There are quite a few Russian ETFs. Turns out I’m not the only one with a hankering to invest in Russia.
Let’s start with the one I own. It’s the Market Vector Russia ETF Trust (NYSE:RSX). It owns 31 different Russian stocks with an emphasis on the energy sector. Energy will show up a lot here. The whole damn country is basically a big ol’ bet on energy and materials. The ETF has an MER of 0.67%, which is pretty reasonable for a specialty ETF, and it’s by far the biggest with almost $2 billion in assets.
The same company also has a small-cap Russian ETF (NYSE:RSXJ). It holds a total of 26 different small Russian stocks with a MER of 0.77%. It has way less focus on energy, with only 5% of the portfolio invested in the sector. Utilities is the biggest weighting. It pays a dividend yield of about 1.7% while its larger cap cousin has a yield of 2.8%.
There’s also the SPDR S&P Russia ETF (NYSE:RBL), which is pretty tiny without much liquidity. It owns a grant total of 48 different stocks, mostly large-cap weighted. Nearly half of assets are in energy, but it has paid a 3.7% dividend in the last year. The management ratio is lower too, coming in at 0.59%.
Finally, there’s the iShares MSCI Russia Capped ETF (NYSE:ERUS), which is the second-biggest Russia ETF with a market cap of $300 million.

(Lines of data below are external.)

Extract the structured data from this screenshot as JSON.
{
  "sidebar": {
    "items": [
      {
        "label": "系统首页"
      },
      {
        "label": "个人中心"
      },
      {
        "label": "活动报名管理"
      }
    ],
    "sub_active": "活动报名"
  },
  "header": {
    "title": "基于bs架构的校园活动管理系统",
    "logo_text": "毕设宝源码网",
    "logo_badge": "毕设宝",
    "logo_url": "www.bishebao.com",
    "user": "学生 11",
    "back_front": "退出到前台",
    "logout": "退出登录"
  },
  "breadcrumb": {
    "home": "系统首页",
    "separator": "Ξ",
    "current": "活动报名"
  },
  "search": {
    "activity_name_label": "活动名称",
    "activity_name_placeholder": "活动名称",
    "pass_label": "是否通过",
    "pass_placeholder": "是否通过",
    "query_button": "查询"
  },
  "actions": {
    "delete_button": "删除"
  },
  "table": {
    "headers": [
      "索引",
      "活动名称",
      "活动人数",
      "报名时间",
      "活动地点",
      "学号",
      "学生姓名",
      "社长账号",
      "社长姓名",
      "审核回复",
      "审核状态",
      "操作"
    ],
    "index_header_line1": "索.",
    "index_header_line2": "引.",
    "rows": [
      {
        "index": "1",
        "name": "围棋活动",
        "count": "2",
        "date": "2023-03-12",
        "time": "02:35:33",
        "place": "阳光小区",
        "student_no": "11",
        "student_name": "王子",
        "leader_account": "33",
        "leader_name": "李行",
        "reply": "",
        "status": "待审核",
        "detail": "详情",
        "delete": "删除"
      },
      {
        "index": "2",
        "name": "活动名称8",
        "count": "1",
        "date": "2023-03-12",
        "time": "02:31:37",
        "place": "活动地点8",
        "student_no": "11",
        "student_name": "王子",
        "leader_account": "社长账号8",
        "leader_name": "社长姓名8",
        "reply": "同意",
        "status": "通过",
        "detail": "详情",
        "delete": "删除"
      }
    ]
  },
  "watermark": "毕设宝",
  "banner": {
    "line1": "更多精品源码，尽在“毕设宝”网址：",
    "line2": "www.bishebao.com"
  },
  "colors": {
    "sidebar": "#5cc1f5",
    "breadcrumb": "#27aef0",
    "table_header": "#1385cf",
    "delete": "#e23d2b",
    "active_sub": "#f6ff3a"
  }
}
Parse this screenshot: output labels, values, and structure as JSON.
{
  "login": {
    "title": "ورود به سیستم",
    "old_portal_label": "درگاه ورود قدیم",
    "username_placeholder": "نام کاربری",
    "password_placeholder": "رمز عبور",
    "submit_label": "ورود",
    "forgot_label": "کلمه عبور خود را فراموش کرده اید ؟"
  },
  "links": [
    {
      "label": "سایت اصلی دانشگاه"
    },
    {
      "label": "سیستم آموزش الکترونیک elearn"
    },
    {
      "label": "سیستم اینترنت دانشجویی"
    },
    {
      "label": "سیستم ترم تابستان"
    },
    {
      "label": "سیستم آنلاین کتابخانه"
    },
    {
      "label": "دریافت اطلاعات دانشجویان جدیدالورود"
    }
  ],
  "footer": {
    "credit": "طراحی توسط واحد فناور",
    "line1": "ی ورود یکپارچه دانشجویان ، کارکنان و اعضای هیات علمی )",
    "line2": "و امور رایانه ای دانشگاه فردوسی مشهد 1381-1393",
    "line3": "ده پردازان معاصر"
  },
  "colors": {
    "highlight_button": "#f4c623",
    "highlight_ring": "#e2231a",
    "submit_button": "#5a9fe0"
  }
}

It holds 28 different large Russian stocks as well as a 14% share in Putin’s lunch. It charges investors a management fee of 0.6%.
Here’s what you need to know about those four ETFs. Three are basically the same. They invest in large-caps with a focus on the energy sector. They’re a play on commodities as much as they’re a play on Russia itself. I chose one because that’s exactly what I wanted exposure to. I defaulted to the biggest one with the most volume even though my position isn’t really that big.
I’m a long-term bull on energy. It’ll come back eventually. I plan to make a lot of money when that happens. The secondary exposure to other cheap Russian stocks is just a bonus.
The small-cap ETF is more of a play on the domestic Russian economy. It’s filled with power companies and retailers and such. It might be a little less volatile, but ultimately investing in Russia is all about energy. That’s why I didn’t choose the more boring name. I wanted that volatility.
Wrapping it up
Like with Turkey and Poland, I think an investment in Russia today will end up doing well over the long-term. I realize the country kind of stinks and it’s filled with crooks, but those are the sacrifices you’ve got to make in 2016 to get cheap stocks.